_Problem_.
Please list all lines of the material below in which the string "lista" occurs.

■ ■ ■

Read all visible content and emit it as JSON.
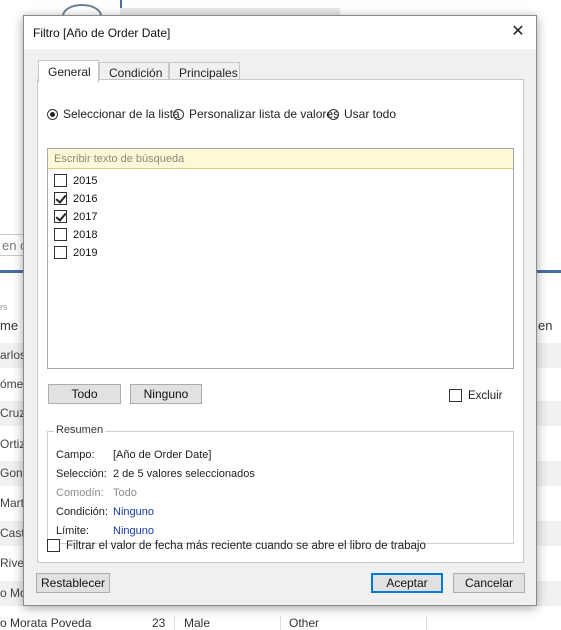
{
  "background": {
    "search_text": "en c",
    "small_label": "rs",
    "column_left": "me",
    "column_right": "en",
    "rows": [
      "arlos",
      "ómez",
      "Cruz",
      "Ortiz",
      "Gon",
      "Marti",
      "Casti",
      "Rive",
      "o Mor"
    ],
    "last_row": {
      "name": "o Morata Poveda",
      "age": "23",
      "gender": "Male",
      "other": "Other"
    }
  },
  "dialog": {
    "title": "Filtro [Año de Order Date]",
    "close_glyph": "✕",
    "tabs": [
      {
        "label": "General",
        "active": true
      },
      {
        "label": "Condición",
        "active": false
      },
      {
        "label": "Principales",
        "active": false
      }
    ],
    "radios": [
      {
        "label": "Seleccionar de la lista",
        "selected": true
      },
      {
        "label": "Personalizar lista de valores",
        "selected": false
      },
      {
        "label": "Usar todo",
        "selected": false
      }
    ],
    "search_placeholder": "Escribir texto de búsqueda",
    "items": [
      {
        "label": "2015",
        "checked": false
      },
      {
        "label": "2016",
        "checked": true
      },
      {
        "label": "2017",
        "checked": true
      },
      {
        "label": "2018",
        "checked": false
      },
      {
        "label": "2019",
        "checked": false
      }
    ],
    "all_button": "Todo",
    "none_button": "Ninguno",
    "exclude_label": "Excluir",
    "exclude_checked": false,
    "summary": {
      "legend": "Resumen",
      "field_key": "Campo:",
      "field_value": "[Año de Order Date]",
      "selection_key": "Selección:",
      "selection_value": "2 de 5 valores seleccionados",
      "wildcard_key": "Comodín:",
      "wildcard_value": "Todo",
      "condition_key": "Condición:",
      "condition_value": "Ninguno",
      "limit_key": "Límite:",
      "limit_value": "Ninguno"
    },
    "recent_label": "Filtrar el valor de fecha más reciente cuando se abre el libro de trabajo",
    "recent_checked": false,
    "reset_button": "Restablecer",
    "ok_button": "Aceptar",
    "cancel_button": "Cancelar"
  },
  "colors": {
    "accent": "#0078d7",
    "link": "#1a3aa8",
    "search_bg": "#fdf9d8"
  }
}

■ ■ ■

_Result for this exercise_.
        "label": "Seleccionar de la lista",
        "label": "Personalizar lista de valores",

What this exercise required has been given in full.